Task:
Only the text of the records belongs in the answer; the pictures must be dropped.

Records for processing:
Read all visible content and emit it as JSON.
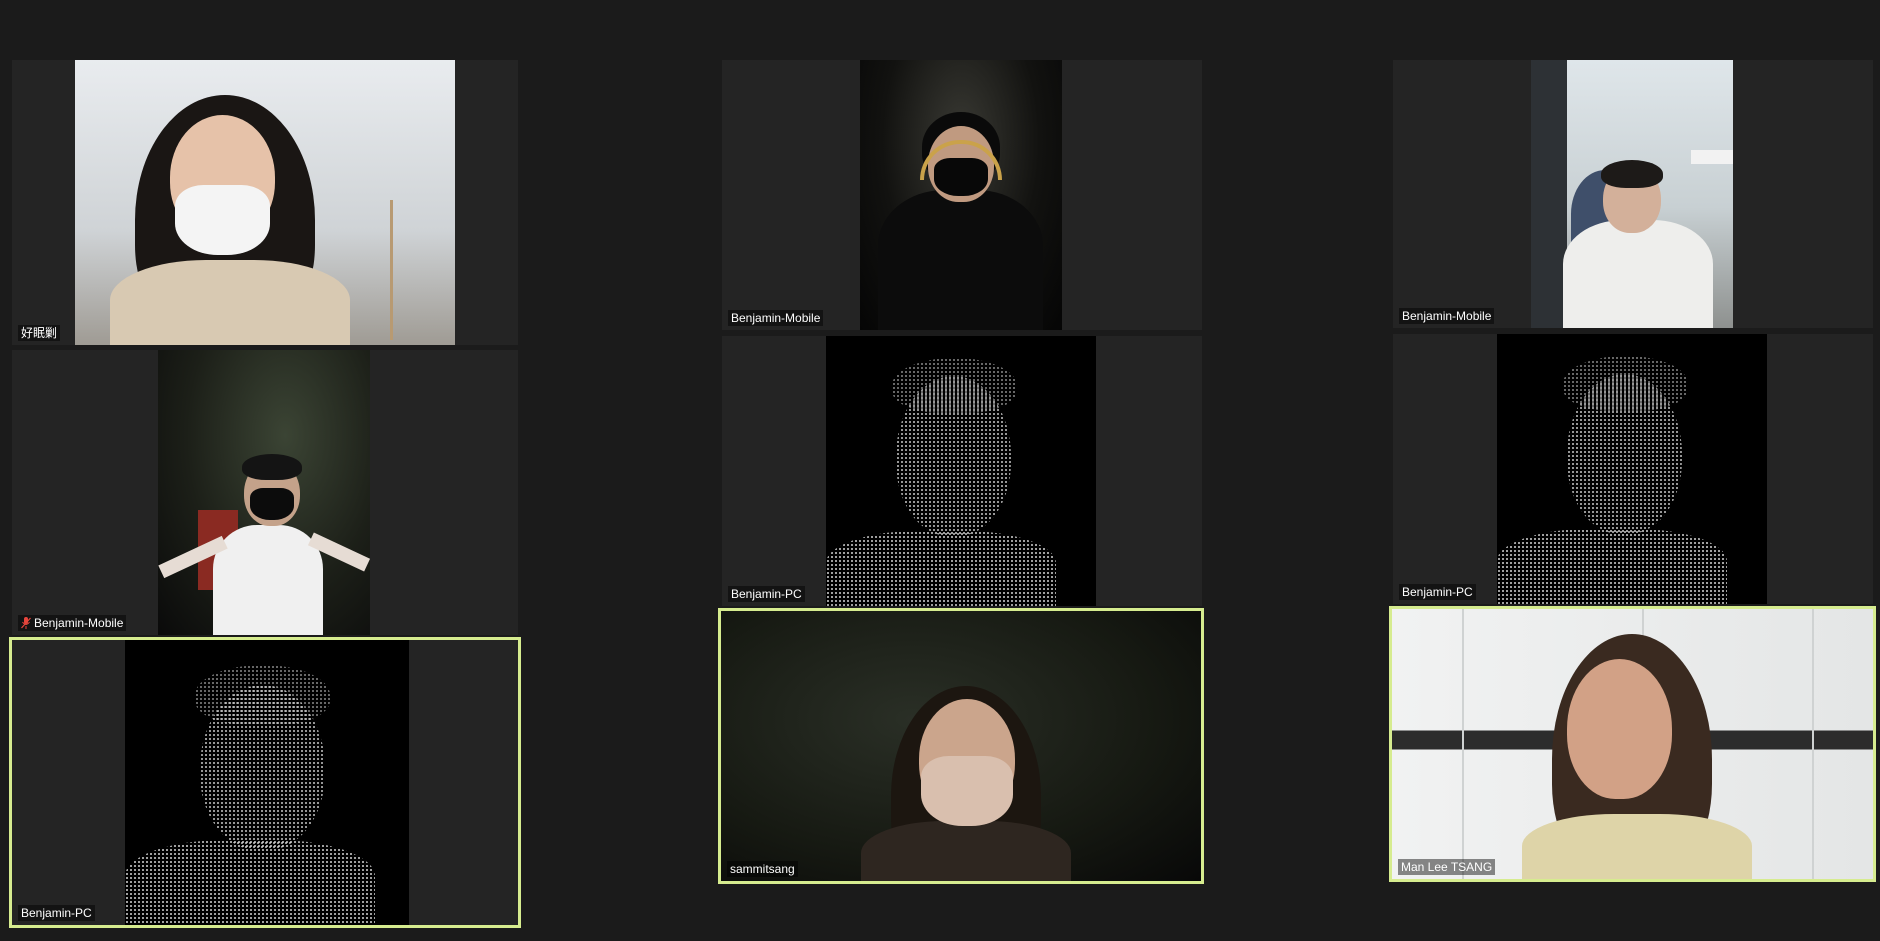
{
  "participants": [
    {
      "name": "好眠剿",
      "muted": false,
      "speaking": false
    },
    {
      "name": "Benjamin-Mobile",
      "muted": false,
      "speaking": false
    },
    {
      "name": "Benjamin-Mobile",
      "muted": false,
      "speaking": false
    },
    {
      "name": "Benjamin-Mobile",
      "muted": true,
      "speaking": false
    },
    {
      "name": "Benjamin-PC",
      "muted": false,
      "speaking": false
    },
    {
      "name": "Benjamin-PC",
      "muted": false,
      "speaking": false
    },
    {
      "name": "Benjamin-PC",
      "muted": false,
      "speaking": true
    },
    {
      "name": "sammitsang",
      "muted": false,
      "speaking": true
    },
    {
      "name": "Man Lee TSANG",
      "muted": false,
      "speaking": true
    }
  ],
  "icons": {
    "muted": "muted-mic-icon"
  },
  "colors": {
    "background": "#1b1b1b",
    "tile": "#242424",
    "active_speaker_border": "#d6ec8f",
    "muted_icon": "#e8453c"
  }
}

Answer box:
Read all visible content and emit it as JSON.
{
  "participants": [
    {
      "name": "好眠剿",
      "muted": false,
      "speaking": false
    },
    {
      "name": "Benjamin-Mobile",
      "muted": false,
      "speaking": false
    },
    {
      "name": "Benjamin-Mobile",
      "muted": false,
      "speaking": false
    },
    {
      "name": "Benjamin-Mobile",
      "muted": true,
      "speaking": false
    },
    {
      "name": "Benjamin-PC",
      "muted": false,
      "speaking": false
    },
    {
      "name": "Benjamin-PC",
      "muted": false,
      "speaking": false
    },
    {
      "name": "Benjamin-PC",
      "muted": false,
      "speaking": true
    },
    {
      "name": "sammitsang",
      "muted": false,
      "speaking": true
    },
    {
      "name": "Man Lee TSANG",
      "muted": false,
      "speaking": true
    }
  ],
  "icons": {
    "muted": "muted-mic-icon"
  },
  "colors": {
    "background": "#1b1b1b",
    "tile": "#242424",
    "active_speaker_border": "#d6ec8f",
    "muted_icon": "#e8453c"
  }
}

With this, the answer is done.